§ Task objective
Say how many lines in the records contain the string "back", giving the number by itself.

Dataset rows for apps and sites
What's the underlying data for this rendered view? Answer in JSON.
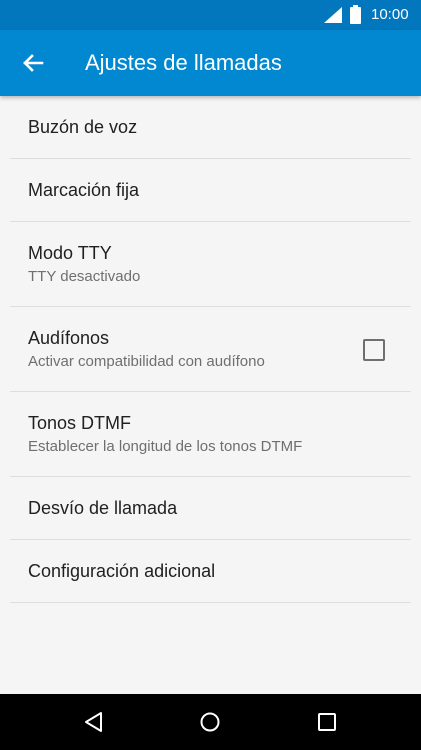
{
  "status_bar": {
    "time": "10:00",
    "icons": [
      "signal-icon",
      "battery-icon"
    ]
  },
  "app_bar": {
    "back_icon": "arrow-back-icon",
    "title": "Ajustes de llamadas",
    "color": "#0288d1"
  },
  "settings": {
    "voicemail": {
      "label": "Buzón de voz"
    },
    "fixed_dialing": {
      "label": "Marcación fija"
    },
    "tty_mode": {
      "label": "Modo TTY",
      "summary": "TTY desactivado"
    },
    "hearing_aids": {
      "label": "Audífonos",
      "summary": "Activar compatibilidad con audífono",
      "checked": false
    },
    "dtmf_tones": {
      "label": "Tonos DTMF",
      "summary": "Establecer la longitud de los tonos DTMF"
    },
    "call_forwarding": {
      "label": "Desvío de llamada"
    },
    "additional_settings": {
      "label": "Configuración adicional"
    }
  },
  "nav_bar": {
    "buttons": [
      "nav-back-icon",
      "nav-home-icon",
      "nav-recents-icon"
    ]
  }
}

§ Solution
2